******ro-ro Iceberg I liberation
Dec 24: Garowe Online reported the ill-fated ro-ro Iceberg I was freed on Dec 23 12 by Puntland forces during the operation, which ended the long stand off between Puntland forces and pirates in Garacad. 22 crew are freed after going through one of the most tragic and longstanding ordeals in Somalia piracy history. Still, there are quite a number of discrepancies in stories told by media. Some say the Puntland forces freed Garacad, one of the most well-known pirates dens, from the pirates, and Iceberg I along with it. Some say the operation was intended to free the vessel. Most importantly, the number of the freed crew differs from the figures which were given earlier. It doesn’t sum up. It was generally understood earlier, that two crew members died during the captivity, the master was killed by pirates, and another crew committed suicide by jumping overboard. Now it is said that an engineer was killed, and third officer committed suicide. The original crew was 24, if two died, then 22 stayed alive and were freed on Dec 23?
On Dec 13 12 Puntland media published grim news on the attempt of Puntland forces to either free m/v Iceberg-1, or prevent delivering ammunition for pirates on board, news are confusing at this point. At least three pirates were killed in a gunfire, together with two crew members who were on the bridge.
Now Puntland say that the forces freed 22 crew, meaning that previous reports were wrong. Let’s just hope that the ongoing Puntland reports are true, that the crew was freed and that there are 22 people alive, not 20 or less. There are reasons to believe that the public will stay in dark as to what happened on board of the vessel, even the exact number of people who stayed alive may stay unknown. Maybe the IMO, IMB, Round Table and hired by them “think-tank” Oceans Beyond Piracy” will concoct one more “Study”, based on m/v Iceberg I story, to convince the public in the necessity of extra funds to be given to UN in order to “prosecute the pirates”.
Latest reports confirmed that 22 crew survived the captivity. The vessel is a total loss, being grounded long time ago.

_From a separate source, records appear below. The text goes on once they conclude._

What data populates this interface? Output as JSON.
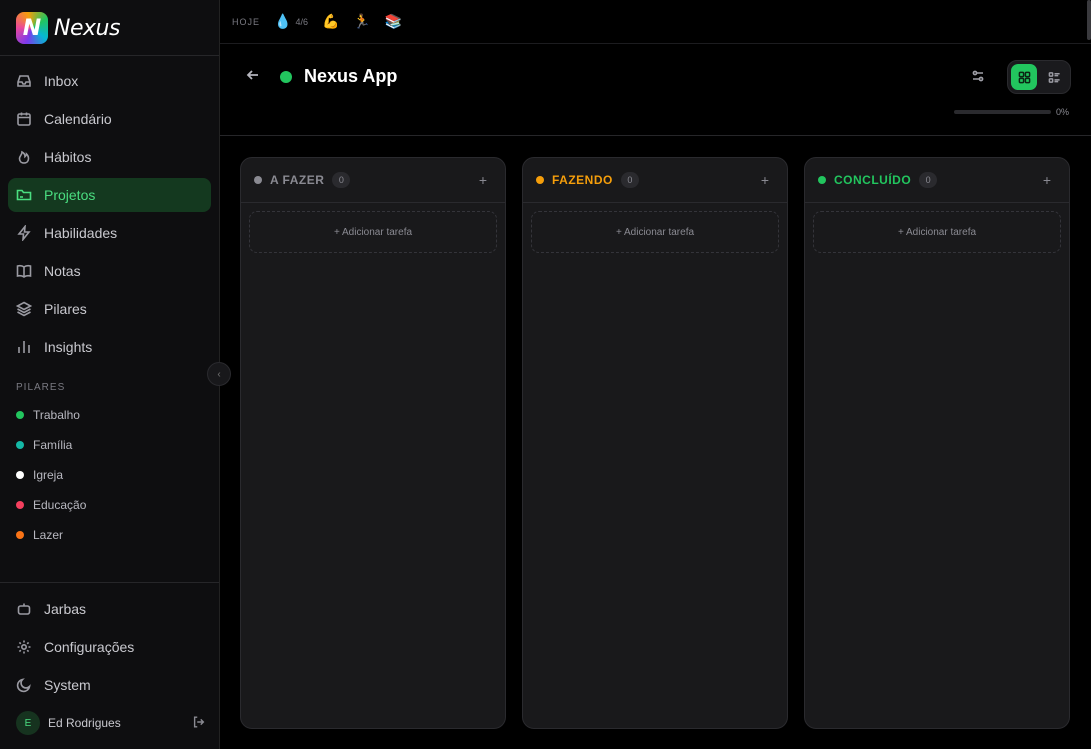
{
  "app": {
    "logo_letter": "N",
    "name": "Nexus"
  },
  "nav": [
    {
      "label": "Inbox",
      "icon": "inbox-icon",
      "active": false
    },
    {
      "label": "Calendário",
      "icon": "calendar-icon",
      "active": false
    },
    {
      "label": "Hábitos",
      "icon": "flame-icon",
      "active": false
    },
    {
      "label": "Projetos",
      "icon": "folder-icon",
      "active": true
    },
    {
      "label": "Habilidades",
      "icon": "bolt-icon",
      "active": false
    },
    {
      "label": "Notas",
      "icon": "book-icon",
      "active": false
    },
    {
      "label": "Pilares",
      "icon": "layers-icon",
      "active": false
    },
    {
      "label": "Insights",
      "icon": "bar-chart-icon",
      "active": false
    }
  ],
  "pilares": {
    "title": "PILARES",
    "items": [
      {
        "label": "Trabalho",
        "color": "#22c55e"
      },
      {
        "label": "Família",
        "color": "#14b8a6"
      },
      {
        "label": "Igreja",
        "color": "#ffffff"
      },
      {
        "label": "Educação",
        "color": "#f43f5e"
      },
      {
        "label": "Lazer",
        "color": "#f97316"
      }
    ]
  },
  "bottom_nav": [
    {
      "label": "Jarbas",
      "icon": "bot-icon"
    },
    {
      "label": "Configurações",
      "icon": "gear-icon"
    },
    {
      "label": "System",
      "icon": "moon-icon"
    }
  ],
  "user": {
    "initial": "E",
    "name": "Ed Rodrigues"
  },
  "topbar": {
    "today_label": "HOJE",
    "habits": [
      {
        "glyph": "💧",
        "value": "4/6",
        "icon": "water-drop-icon"
      },
      {
        "glyph": "💪",
        "value": "",
        "icon": "flexed-biceps-icon"
      },
      {
        "glyph": "🏃",
        "value": "",
        "icon": "runner-icon"
      },
      {
        "glyph": "📚",
        "value": "",
        "icon": "books-icon"
      }
    ]
  },
  "project": {
    "title": "Nexus App",
    "color": "#22c55e",
    "progress_percent": 0,
    "progress_label": "0%",
    "view_mode": "board"
  },
  "columns": [
    {
      "title": "A FAZER",
      "color": "#8a8a92",
      "count": "0",
      "add_label": "+ Adicionar tarefa"
    },
    {
      "title": "FAZENDO",
      "color": "#f59e0b",
      "count": "0",
      "add_label": "+ Adicionar tarefa"
    },
    {
      "title": "CONCLUÍDO",
      "color": "#22c55e",
      "count": "0",
      "add_label": "+ Adicionar tarefa"
    }
  ]
}
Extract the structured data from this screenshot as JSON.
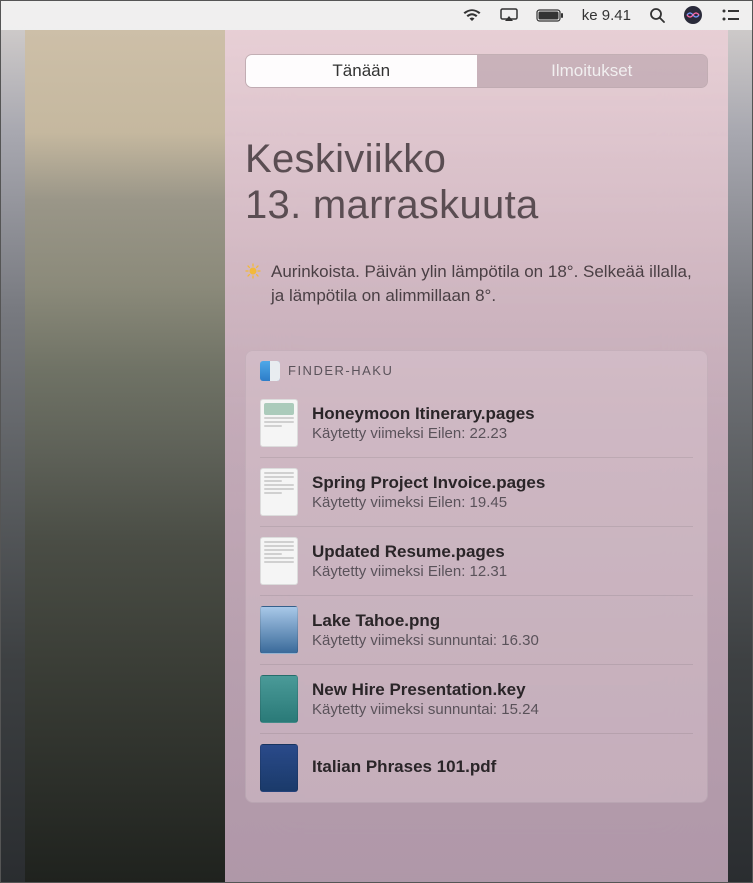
{
  "menubar": {
    "clock": "ke 9.41"
  },
  "tabs": {
    "today": "Tänään",
    "notifications": "Ilmoitukset"
  },
  "date": {
    "line1": "Keskiviikko",
    "line2": "13. marraskuuta"
  },
  "weather": {
    "text": "Aurinkoista. Päivän ylin lämpötila on 18°. Selkeää illalla, ja lämpötila on alimmillaan 8°."
  },
  "widget": {
    "title": "FINDER-HAKU",
    "items": [
      {
        "name": "Honeymoon Itinerary.pages",
        "meta": "Käytetty viimeksi Eilen: 22.23",
        "thumb": "doc-green"
      },
      {
        "name": "Spring Project Invoice.pages",
        "meta": "Käytetty viimeksi Eilen: 19.45",
        "thumb": "doc"
      },
      {
        "name": "Updated Resume.pages",
        "meta": "Käytetty viimeksi Eilen: 12.31",
        "thumb": "doc"
      },
      {
        "name": "Lake Tahoe.png",
        "meta": "Käytetty viimeksi sunnuntai: 16.30",
        "thumb": "photo"
      },
      {
        "name": "New Hire Presentation.key",
        "meta": "Käytetty viimeksi sunnuntai: 15.24",
        "thumb": "key"
      },
      {
        "name": "Italian Phrases 101.pdf",
        "meta": "",
        "thumb": "pdf"
      }
    ]
  }
}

Ro-ro Iceberg I was pirated on March 29 2010 10 nm off Aden, with 24 crew, including 9 Yemen, 6 India, 4 Ghana, 2 Sudan, 2 Pakistan, 1 Philippine nationalities. Master of the vessel was reportedly executed by pirates in 2011, another crew committed suicide jumping overboard. Vessel was reported to be abandoned by the owner, later grounded and recognized as a total loss. As it seems now, vessel is still afloat with the crew still on board. If all news are true, then, the crew is down to 20 people now. Iceberg I IMO 7429102, dwt 3960, built 1976, flag Panama, owner Azal Shipping & Cargo Dubai.
Comparative Table of Hijacks in years 2010 – 2011 - 2012
* - freed by Iranian commandos notwithstanding risk to the crews, 2 crew Eglantine died, at least 1 crew Xiang Hua Men wounded
* - sum of the ransom reported by pirates, no confirmation or otherwise from other sources
Total some $130 million. Favourite figure given by pirates was $4.5 million. Well, it doesn’t matter much, because all those millions pirates are bragging about hardly exist, actual ransoms were at least one third less, so my estimation is, pirates got in total something between $80-90 million.
Maritime Bulletin http://www.odin.tc